The discourse is slowly broadening to include queer, intersex and asexual communities. Bisexuality receives comparatively little attention. Although the issues there different sexual and gender minorities face differ greatly, it is good that we join forces where possible. LGBTQIA ... the acronym can't get long enough.
What is the origin of the most-frequently used terms for gays and lesbians in China: 'comrade' (同志) and 'lala' (拉拉)?
Yes. I like the term "comrade," which also gets used among members of the Communist Party. In early 20th century China, the term had a strong inclusive character emphasizing the common ground between its users, whether male or female. It was first used as a term for gays and lesbians in the Chinese title of a 1989 film festival in Hong Kong. Of course, its use among gays is ironic considering the marginalization of LGBTs within the Party. But it is mostly a very positive term that gays picked themselves, as opposed to earlier abusive terms like "gaylo."
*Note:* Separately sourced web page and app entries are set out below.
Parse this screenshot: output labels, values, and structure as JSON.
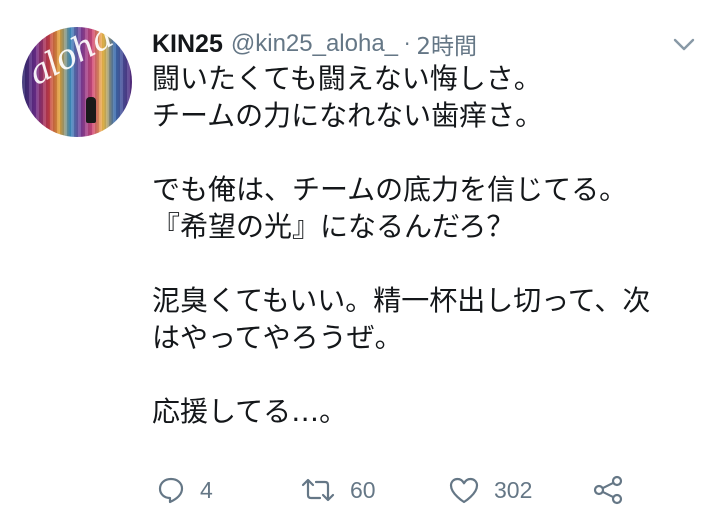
{
  "tweet": {
    "author_name": "KIN25",
    "handle": "@kin25_aloha_",
    "separator": "·",
    "time": "2時間",
    "avatar_text": "aloha",
    "lines": [
      "闘いたくても闘えない悔しさ。",
      "チームの力になれない歯痒さ。",
      "",
      "でも俺は、チームの底力を信じてる。",
      "『希望の光』になるんだろ？",
      "",
      "泥臭くてもいい。精一杯出し切って、次",
      "はやってやろうぜ。",
      "",
      "応援してる…。"
    ]
  },
  "actions": {
    "reply_count": "4",
    "retweet_count": "60",
    "like_count": "302"
  },
  "icons": {
    "reply": "reply-icon",
    "retweet": "retweet-icon",
    "like": "heart-icon",
    "share": "share-icon",
    "menu": "chevron-down-icon"
  },
  "colors": {
    "text": "#14171a",
    "secondary": "#657786",
    "background": "#ffffff"
  }
}
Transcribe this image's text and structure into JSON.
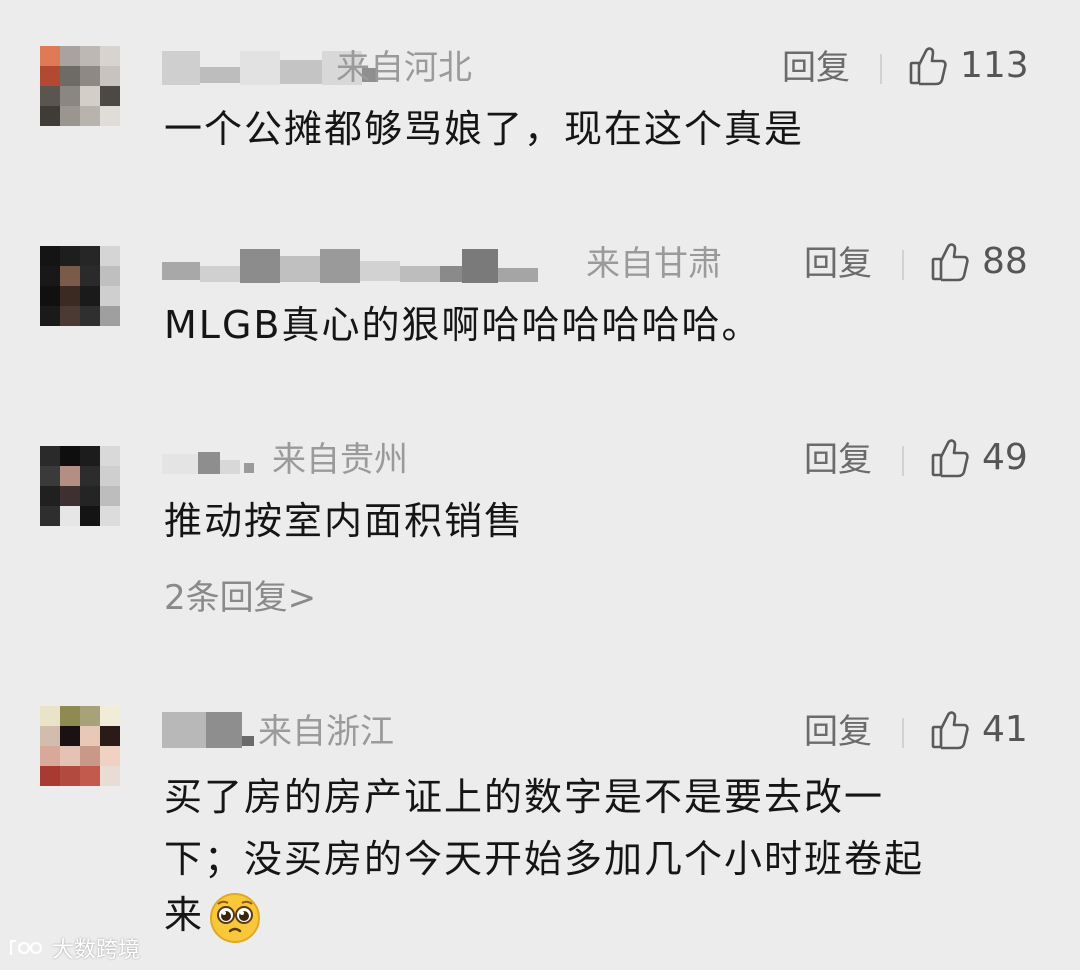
{
  "comments": [
    {
      "region": "来自河北",
      "reply_label": "回复",
      "like_count": "113",
      "text_lines": [
        "一个公摊都够骂娘了，现在这个真是"
      ]
    },
    {
      "region": "来自甘肃",
      "reply_label": "回复",
      "like_count": "88",
      "text_lines": [
        "MLGB真心的狠啊哈哈哈哈哈哈。"
      ]
    },
    {
      "region": "来自贵州",
      "reply_label": "回复",
      "like_count": "49",
      "text_lines": [
        "推动按室内面积销售"
      ],
      "more_replies": "2条回复>"
    },
    {
      "region": "来自浙江",
      "reply_label": "回复",
      "like_count": "41",
      "text_lines": [
        "买了房的房产证上的数字是不是要去改一",
        "下；没买房的今天开始多加几个小时班卷起",
        "来"
      ],
      "emoji": "pleading-face"
    }
  ],
  "watermark": {
    "text": "大数跨境"
  },
  "icons": {
    "like": "thumbs-up-icon"
  },
  "colors": {
    "background": "#ececec",
    "secondary_text": "#9a9a9a",
    "reply_text": "#6b6b6b"
  }
}
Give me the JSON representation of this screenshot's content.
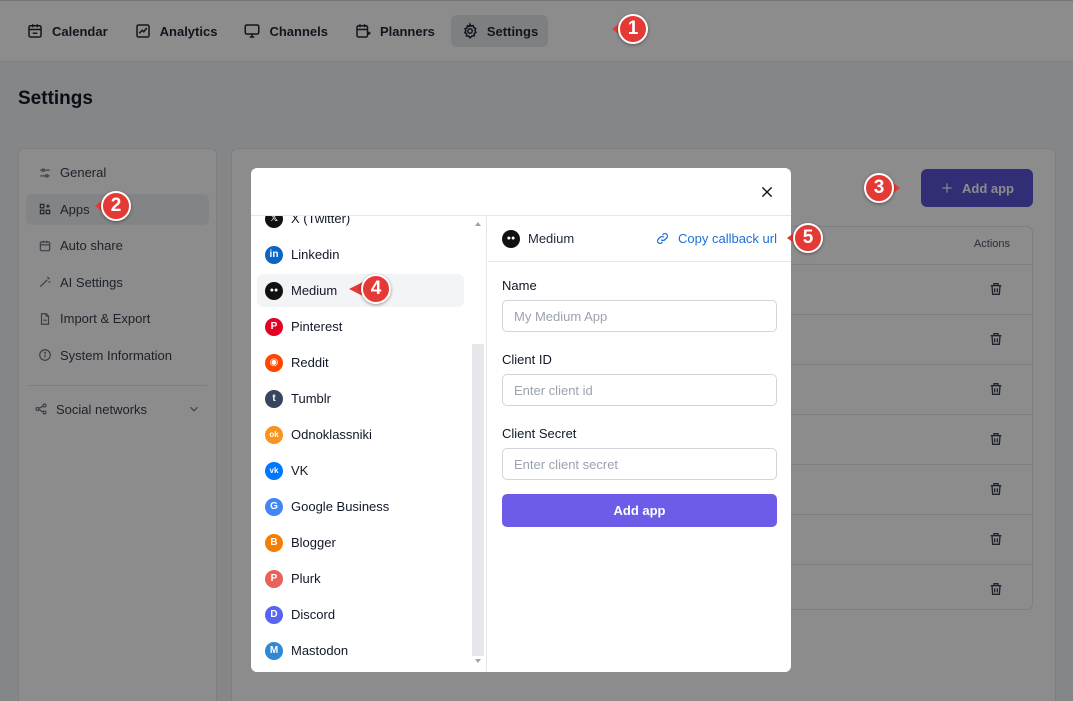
{
  "nav": {
    "items": [
      {
        "label": "Calendar",
        "icon": "calendar-icon"
      },
      {
        "label": "Analytics",
        "icon": "analytics-icon"
      },
      {
        "label": "Channels",
        "icon": "monitor-icon"
      },
      {
        "label": "Planners",
        "icon": "planner-icon"
      },
      {
        "label": "Settings",
        "icon": "gear-icon",
        "active": true
      }
    ]
  },
  "page": {
    "title": "Settings"
  },
  "sidebar": {
    "items": [
      {
        "label": "General"
      },
      {
        "label": "Apps",
        "active": true
      },
      {
        "label": "Auto share"
      },
      {
        "label": "AI Settings"
      },
      {
        "label": "Import & Export"
      },
      {
        "label": "System Information"
      }
    ],
    "social_networks_label": "Social networks"
  },
  "main": {
    "add_app_label": "Add app",
    "table_actions_header": "Actions"
  },
  "modal": {
    "networks": [
      {
        "label": "X (Twitter)",
        "color": "#111111",
        "glyph": "𝕏"
      },
      {
        "label": "Linkedin",
        "color": "#0a66c2",
        "glyph": "in"
      },
      {
        "label": "Medium",
        "color": "#111111",
        "glyph": "●●",
        "active": true
      },
      {
        "label": "Pinterest",
        "color": "#e60023",
        "glyph": "P"
      },
      {
        "label": "Reddit",
        "color": "#ff4500",
        "glyph": "◉"
      },
      {
        "label": "Tumblr",
        "color": "#36465d",
        "glyph": "t"
      },
      {
        "label": "Odnoklassniki",
        "color": "#f7931e",
        "glyph": "ok"
      },
      {
        "label": "VK",
        "color": "#0077ff",
        "glyph": "vk"
      },
      {
        "label": "Google Business",
        "color": "#4285f4",
        "glyph": "G"
      },
      {
        "label": "Blogger",
        "color": "#f57d00",
        "glyph": "B"
      },
      {
        "label": "Plurk",
        "color": "#e8625a",
        "glyph": "P"
      },
      {
        "label": "Discord",
        "color": "#5865f2",
        "glyph": "D"
      },
      {
        "label": "Mastodon",
        "color": "#3088d4",
        "glyph": "M"
      }
    ],
    "selected_network": "Medium",
    "copy_callback_label": "Copy callback url",
    "form": {
      "name_label": "Name",
      "name_placeholder": "My Medium App",
      "client_id_label": "Client ID",
      "client_id_placeholder": "Enter client id",
      "client_secret_label": "Client Secret",
      "client_secret_placeholder": "Enter client secret",
      "submit_label": "Add app"
    }
  },
  "markers": [
    "1",
    "2",
    "3",
    "4",
    "5"
  ],
  "colors": {
    "accent": "#6c5ce7",
    "marker": "#e53935",
    "link": "#1d6fd8"
  }
}
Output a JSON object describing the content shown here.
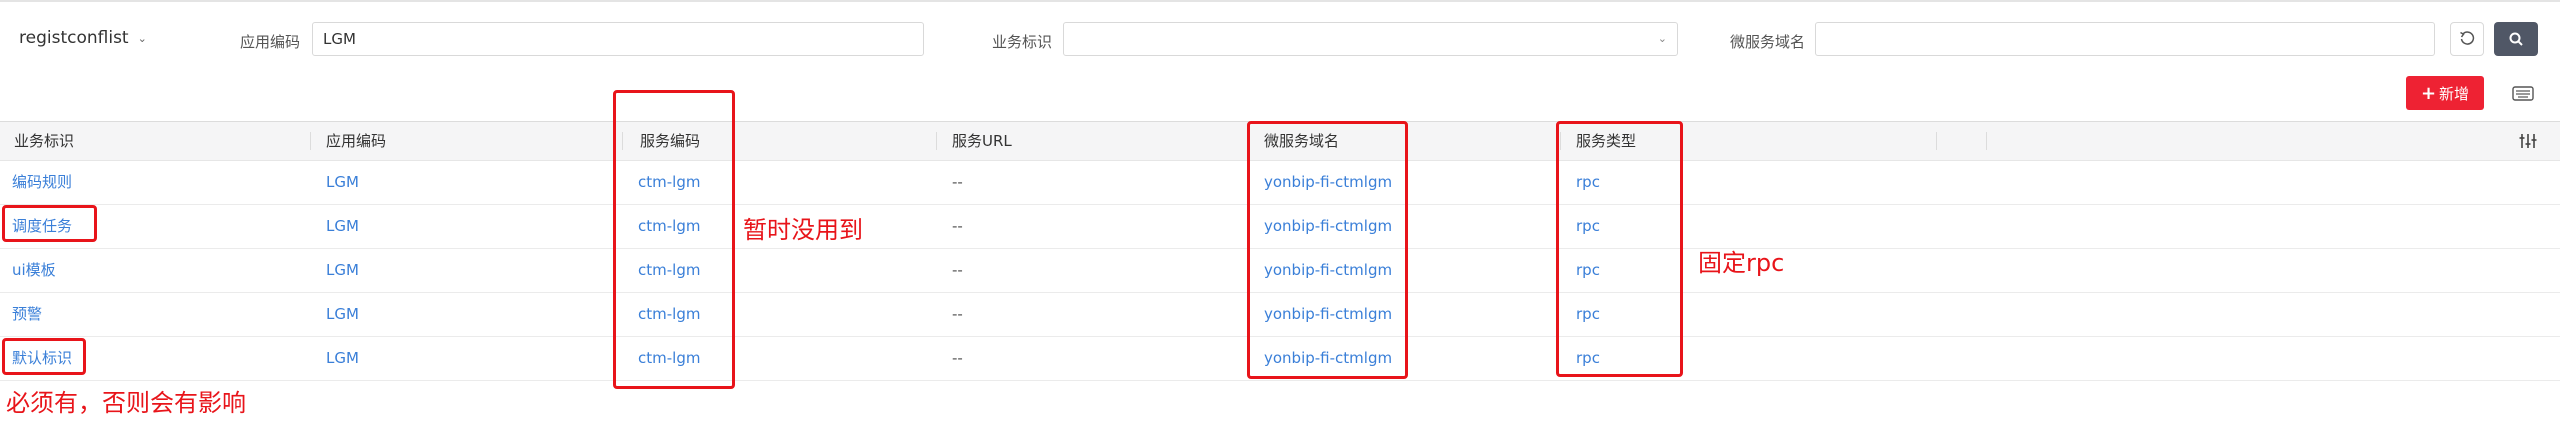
{
  "filter": {
    "app_selector": "registconflist",
    "app_code_label": "应用编码",
    "app_code_value": "LGM",
    "biz_id_label": "业务标识",
    "biz_id_value": "",
    "micro_service_label": "微服务域名",
    "micro_service_value": ""
  },
  "toolbar": {
    "add_label": "新增"
  },
  "table": {
    "headers": [
      "业务标识",
      "应用编码",
      "服务编码",
      "服务URL",
      "微服务域名",
      "服务类型"
    ],
    "rows": [
      [
        "编码规则",
        "LGM",
        "ctm-lgm",
        "--",
        "yonbip-fi-ctmlgm",
        "rpc"
      ],
      [
        "调度任务",
        "LGM",
        "ctm-lgm",
        "--",
        "yonbip-fi-ctmlgm",
        "rpc"
      ],
      [
        "ui模板",
        "LGM",
        "ctm-lgm",
        "--",
        "yonbip-fi-ctmlgm",
        "rpc"
      ],
      [
        "预警",
        "LGM",
        "ctm-lgm",
        "--",
        "yonbip-fi-ctmlgm",
        "rpc"
      ],
      [
        "默认标识",
        "LGM",
        "ctm-lgm",
        "--",
        "yonbip-fi-ctmlgm",
        "rpc"
      ]
    ]
  },
  "annotations": {
    "service_code_note": "暂时没用到",
    "service_type_note": "固定rpc",
    "biz_id_note": "必须有，否则会有影响"
  },
  "colors": {
    "accent_red": "#ee2233",
    "annotation_red": "#e8141a",
    "link_blue": "#3a7fd8",
    "search_button": "#505766"
  }
}
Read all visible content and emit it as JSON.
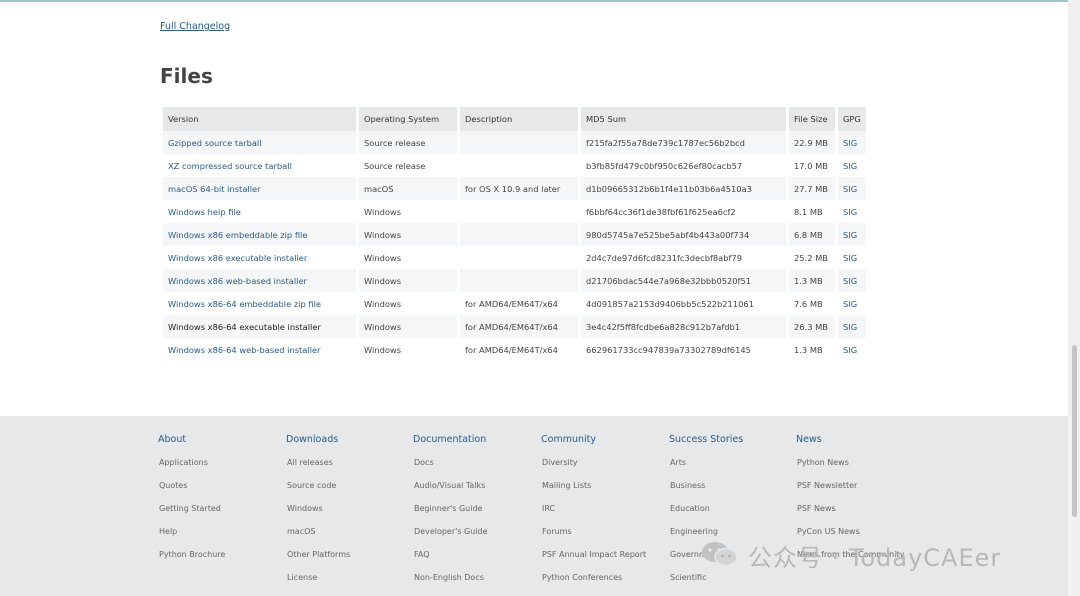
{
  "changelog_link": "Full Changelog",
  "files_title": "Files",
  "table": {
    "headers": [
      "Version",
      "Operating System",
      "Description",
      "MD5 Sum",
      "File Size",
      "GPG"
    ],
    "rows": [
      {
        "version": "Gzipped source tarball",
        "os": "Source release",
        "desc": "",
        "md5": "f215fa2f55a78de739c1787ec56b2bcd",
        "size": "22.9 MB",
        "gpg": "SIG"
      },
      {
        "version": "XZ compressed source tarball",
        "os": "Source release",
        "desc": "",
        "md5": "b3fb85fd479c0bf950c626ef80cacb57",
        "size": "17.0 MB",
        "gpg": "SIG"
      },
      {
        "version": "macOS 64-bit installer",
        "os": "macOS",
        "desc": "for OS X 10.9 and later",
        "md5": "d1b09665312b6b1f4e11b03b6a4510a3",
        "size": "27.7 MB",
        "gpg": "SIG"
      },
      {
        "version": "Windows help file",
        "os": "Windows",
        "desc": "",
        "md5": "f6bbf64cc36f1de38fbf61f625ea6cf2",
        "size": "8.1 MB",
        "gpg": "SIG"
      },
      {
        "version": "Windows x86 embeddable zip file",
        "os": "Windows",
        "desc": "",
        "md5": "980d5745a7e525be5abf4b443a00f734",
        "size": "6.8 MB",
        "gpg": "SIG"
      },
      {
        "version": "Windows x86 executable installer",
        "os": "Windows",
        "desc": "",
        "md5": "2d4c7de97d6fcd8231fc3decbf8abf79",
        "size": "25.2 MB",
        "gpg": "SIG"
      },
      {
        "version": "Windows x86 web-based installer",
        "os": "Windows",
        "desc": "",
        "md5": "d21706bdac544e7a968e32bbb0520f51",
        "size": "1.3 MB",
        "gpg": "SIG"
      },
      {
        "version": "Windows x86-64 embeddable zip file",
        "os": "Windows",
        "desc": "for AMD64/EM64T/x64",
        "md5": "4d091857a2153d9406bb5c522b211061",
        "size": "7.6 MB",
        "gpg": "SIG"
      },
      {
        "version": "Windows x86-64 executable installer",
        "os": "Windows",
        "desc": "for AMD64/EM64T/x64",
        "md5": "3e4c42f5ff8fcdbe6a828c912b7afdb1",
        "size": "26.3 MB",
        "gpg": "SIG"
      },
      {
        "version": "Windows x86-64 web-based installer",
        "os": "Windows",
        "desc": "for AMD64/EM64T/x64",
        "md5": "662961733cc947839a73302789df6145",
        "size": "1.3 MB",
        "gpg": "SIG"
      }
    ]
  },
  "footer": {
    "columns": [
      {
        "title": "About",
        "items": [
          "Applications",
          "Quotes",
          "Getting Started",
          "Help",
          "Python Brochure"
        ]
      },
      {
        "title": "Downloads",
        "items": [
          "All releases",
          "Source code",
          "Windows",
          "macOS",
          "Other Platforms",
          "License"
        ]
      },
      {
        "title": "Documentation",
        "items": [
          "Docs",
          "Audio/Visual Talks",
          "Beginner's Guide",
          "Developer's Guide",
          "FAQ",
          "Non-English Docs"
        ]
      },
      {
        "title": "Community",
        "items": [
          "Diversity",
          "Mailing Lists",
          "IRC",
          "Forums",
          "PSF Annual Impact Report",
          "Python Conferences"
        ]
      },
      {
        "title": "Success Stories",
        "items": [
          "Arts",
          "Business",
          "Education",
          "Engineering",
          "Government",
          "Scientific"
        ]
      },
      {
        "title": "News",
        "items": [
          "Python News",
          "PSF Newsletter",
          "PSF News",
          "PyCon US News",
          "News from the Community"
        ]
      }
    ]
  },
  "watermark": {
    "text": "公众号 · TodayCAEer",
    "icon": "wechat-icon"
  },
  "colors": {
    "link": "#2b5b84",
    "footer_bg": "#e6e8ea",
    "header_bg": "#e6e8ea",
    "row_alt": "#f5f6f7"
  }
}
"Lala" is the name of a lesbian protagonist in 1994 Taiwanese novel Notes of a Crocodile (鱷魚手記) by Qiu Miaojin. The term has been widely adopted among lesbians in mainland China as well. In addition, in Chinese we also frequently use the English terms "gays" and "les" (short for lesbians).
What is next for heightening acceptance of LGBTs in China? How do you see your own role in this process?
Sex education is key. Currently, too many mainland Chinese are still completely blank on the topic when they get to university. And the current trend of increased self-acceptance and self-confidence will hopefully continue and result in wider understanding.
Many gays prefer not to initiate a confrontation with their families. Their parents might actually know or suspect they are in a same-sex relationship, but as long as it remains unsaid, no social taboos are violated. So they bring home their partner to celebrate Chinese New Year, as "their best friend." You could call this a sort of tolerance as well. We sometimes joke: in China it is not about "coming out" but about "coming home." This does not mean people who chose to do this are not being true to themselves. It just means that there are many strategies to deal with family relations as a gay in China, and that coming out is only one of them.